* Assignment: How many lines of the entries hold the string "true"? Reply with the number alone.

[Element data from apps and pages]
=== Section Start ===

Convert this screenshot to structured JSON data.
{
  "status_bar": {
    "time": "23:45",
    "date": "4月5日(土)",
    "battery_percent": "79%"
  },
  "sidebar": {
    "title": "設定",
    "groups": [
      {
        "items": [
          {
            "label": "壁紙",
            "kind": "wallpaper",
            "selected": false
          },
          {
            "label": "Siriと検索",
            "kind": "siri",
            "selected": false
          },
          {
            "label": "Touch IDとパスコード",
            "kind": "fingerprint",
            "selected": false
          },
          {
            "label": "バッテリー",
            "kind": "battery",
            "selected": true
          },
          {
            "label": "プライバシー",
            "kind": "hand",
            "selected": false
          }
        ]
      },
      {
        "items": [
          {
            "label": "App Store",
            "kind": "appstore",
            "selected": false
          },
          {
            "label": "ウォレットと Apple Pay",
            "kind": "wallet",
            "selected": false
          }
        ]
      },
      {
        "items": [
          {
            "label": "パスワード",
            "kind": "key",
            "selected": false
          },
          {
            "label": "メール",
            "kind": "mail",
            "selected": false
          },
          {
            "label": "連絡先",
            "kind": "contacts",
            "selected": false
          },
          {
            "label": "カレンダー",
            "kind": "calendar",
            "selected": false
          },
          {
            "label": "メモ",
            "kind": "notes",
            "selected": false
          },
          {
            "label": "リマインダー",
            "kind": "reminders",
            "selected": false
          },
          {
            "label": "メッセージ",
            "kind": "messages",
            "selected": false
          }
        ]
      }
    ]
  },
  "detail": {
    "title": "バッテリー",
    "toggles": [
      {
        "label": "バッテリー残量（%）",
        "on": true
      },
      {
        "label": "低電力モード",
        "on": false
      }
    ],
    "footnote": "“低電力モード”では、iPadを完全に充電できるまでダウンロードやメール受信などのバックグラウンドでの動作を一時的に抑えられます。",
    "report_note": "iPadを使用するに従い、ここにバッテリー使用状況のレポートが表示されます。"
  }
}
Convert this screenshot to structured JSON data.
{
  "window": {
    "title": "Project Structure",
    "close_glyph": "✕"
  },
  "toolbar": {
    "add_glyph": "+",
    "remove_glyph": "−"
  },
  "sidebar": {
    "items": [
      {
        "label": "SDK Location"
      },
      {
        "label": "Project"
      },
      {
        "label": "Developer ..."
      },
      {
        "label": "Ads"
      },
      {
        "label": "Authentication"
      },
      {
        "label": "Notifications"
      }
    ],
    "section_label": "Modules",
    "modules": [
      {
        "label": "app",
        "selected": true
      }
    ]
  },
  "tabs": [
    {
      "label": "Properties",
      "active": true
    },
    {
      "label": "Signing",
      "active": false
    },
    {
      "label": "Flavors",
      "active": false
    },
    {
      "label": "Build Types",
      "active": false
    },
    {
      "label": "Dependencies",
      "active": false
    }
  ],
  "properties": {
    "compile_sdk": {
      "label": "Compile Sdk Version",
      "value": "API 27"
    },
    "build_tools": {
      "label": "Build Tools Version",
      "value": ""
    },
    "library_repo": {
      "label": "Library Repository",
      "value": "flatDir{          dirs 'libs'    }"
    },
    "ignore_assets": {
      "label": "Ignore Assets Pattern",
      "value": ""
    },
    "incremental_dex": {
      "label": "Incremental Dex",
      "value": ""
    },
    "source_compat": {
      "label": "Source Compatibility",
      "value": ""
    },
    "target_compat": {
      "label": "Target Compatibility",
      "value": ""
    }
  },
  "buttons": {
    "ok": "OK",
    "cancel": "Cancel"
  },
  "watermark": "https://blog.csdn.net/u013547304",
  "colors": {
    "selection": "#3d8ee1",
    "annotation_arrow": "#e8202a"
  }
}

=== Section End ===

* Answer to this exercise: 4